In a May 21 entry to the San Francisco Chronicle's Politics Blog, Chronicle political reporter Carla Marinucci wrote, "Democratic presidential candidate John Edwards, who recently proposed an educational policy that urged 'every financial barrier' be removed for American kids who want to go to college, has been going to college himself -- as a high paid speaker, his financial records show." According to Marinucci, Edwards "charged a whopping $55,000 to speak to a crowd of 1,787 [at] the taxpayer-funded University of California at Davis on Jan. 9, 2006," before Edwards declared his intention to seek the presidency.
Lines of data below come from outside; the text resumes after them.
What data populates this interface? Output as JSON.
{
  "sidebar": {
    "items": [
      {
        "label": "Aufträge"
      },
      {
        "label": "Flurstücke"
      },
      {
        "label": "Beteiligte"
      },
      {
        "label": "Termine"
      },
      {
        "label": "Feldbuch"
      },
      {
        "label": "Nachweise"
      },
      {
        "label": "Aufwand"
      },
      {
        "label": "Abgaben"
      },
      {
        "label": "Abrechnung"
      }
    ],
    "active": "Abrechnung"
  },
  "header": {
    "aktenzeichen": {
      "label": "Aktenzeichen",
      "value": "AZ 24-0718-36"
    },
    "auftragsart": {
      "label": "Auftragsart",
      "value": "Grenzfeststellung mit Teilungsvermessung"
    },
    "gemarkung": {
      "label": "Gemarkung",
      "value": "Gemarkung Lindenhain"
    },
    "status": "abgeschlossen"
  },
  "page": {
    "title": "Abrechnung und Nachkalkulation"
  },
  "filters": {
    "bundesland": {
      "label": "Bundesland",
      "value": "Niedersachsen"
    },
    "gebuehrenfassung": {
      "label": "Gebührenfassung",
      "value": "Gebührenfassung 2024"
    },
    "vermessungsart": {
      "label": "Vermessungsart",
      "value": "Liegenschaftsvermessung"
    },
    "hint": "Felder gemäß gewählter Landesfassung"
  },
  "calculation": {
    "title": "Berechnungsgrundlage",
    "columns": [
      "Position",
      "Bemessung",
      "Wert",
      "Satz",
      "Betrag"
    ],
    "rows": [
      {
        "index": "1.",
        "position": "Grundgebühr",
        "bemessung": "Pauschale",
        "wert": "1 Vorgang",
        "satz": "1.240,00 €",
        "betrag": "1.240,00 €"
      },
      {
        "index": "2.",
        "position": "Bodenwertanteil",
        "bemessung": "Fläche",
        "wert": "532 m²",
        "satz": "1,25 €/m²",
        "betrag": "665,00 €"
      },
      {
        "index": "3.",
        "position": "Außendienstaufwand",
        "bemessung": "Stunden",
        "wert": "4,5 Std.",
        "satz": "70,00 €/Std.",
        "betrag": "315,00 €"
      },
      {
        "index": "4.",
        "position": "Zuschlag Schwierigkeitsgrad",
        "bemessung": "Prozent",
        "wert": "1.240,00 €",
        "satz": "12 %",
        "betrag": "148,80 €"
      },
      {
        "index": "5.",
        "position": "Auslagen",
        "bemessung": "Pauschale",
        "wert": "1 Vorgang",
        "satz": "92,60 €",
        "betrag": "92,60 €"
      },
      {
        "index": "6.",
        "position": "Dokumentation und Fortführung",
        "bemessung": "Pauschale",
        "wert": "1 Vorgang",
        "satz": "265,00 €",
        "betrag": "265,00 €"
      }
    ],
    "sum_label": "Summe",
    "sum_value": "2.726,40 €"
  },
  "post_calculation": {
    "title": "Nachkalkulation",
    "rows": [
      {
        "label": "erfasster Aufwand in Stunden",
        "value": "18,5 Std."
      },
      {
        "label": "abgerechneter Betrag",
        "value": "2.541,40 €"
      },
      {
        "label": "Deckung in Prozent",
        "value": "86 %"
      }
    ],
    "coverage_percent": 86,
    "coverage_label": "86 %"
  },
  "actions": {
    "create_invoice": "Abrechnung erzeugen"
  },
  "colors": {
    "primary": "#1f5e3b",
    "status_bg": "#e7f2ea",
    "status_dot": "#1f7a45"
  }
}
However, Marinucci made no mention of Republican presidential contender Rudy Giuliani, who reportedly charged Oklahoma State University $100,000 for a speech he delivered in 2006 and an additional $47,000 for the use of a private jet.
According to Marinucci's post on the Chronicle Politics Blog:
Democratic presidential candidate John Edwards, who recently proposed an educational policy that urged "every financial barrier" be removed for American kids who want to go to college, has been going to college himself -- as a high paid speaker, his financial records show.
The candidate charged a whopping $55,000 to speak at to a crowd of 1,787 the taxpayer-funded University of California at Davis on Jan. 9, 2006 last year, Joe Martin, the public relations officer for the campus' Mondavi Center confirmed Monday.
That amount -- which comes to about $31 a person in the audience -- included Edwards' travel and airfare, and was the highest speaking fee in the nine appearances he made before colleges and universities last year, according to his financial records.
The earnings -- though made before Edwards was a declared Democratic presidential candidate -- could hand ammunition to his competition for the Democratic presidential nomination. The candidate -- who was then the head of the Center on Poverty, Work and Opportunity at the University of North Carolina -- chose to speak on "Poverty, the great moral issue facing America," as his $55,000 topic at UC Davis.
Since he left office, Giuliani has leveraged his image as "America's mayor" to his decided financial advantage and in ways that belie his man-of-the-people persona.
He commands $100,000 for a speech, not including expenses, which his star-struck clients are happily willing to pay. In one speech last year at Oklahoma State University, Giuliani requested and received travel on a private Gulfstream jet that cost the school $47,000 to operate. His visit essentially wiped out the student speakers annual fund.
Like other high-priced speakers in the private sector, Giuliani routinely travels in style. Besides the Gulfstream, which is a standard perk on the big-time speakers circuit, his contract calls for up to five hotel rooms for his entourage, including his own two-bedroom suite with a preferred balcony view and king-size bed, in the event of an overnight stay.
The Oklahoma contract also required a sedan and an SUV, restrictions on news coverage and control over whom Giuliani would meet, how he would be photographed and what questions he might be asked.
According to Salon.com, Giuliani has earned $9.2 million in speaking fees since 2006.
The Chronicle blog post was flagged by Internet gossip Matt Drudge and was also highlighted in the May 22 edition of ABC News' political newsletter, "The Note," which claimed that "Edwards can't shake free of this do-as-I-say, not-as-I-do narrative."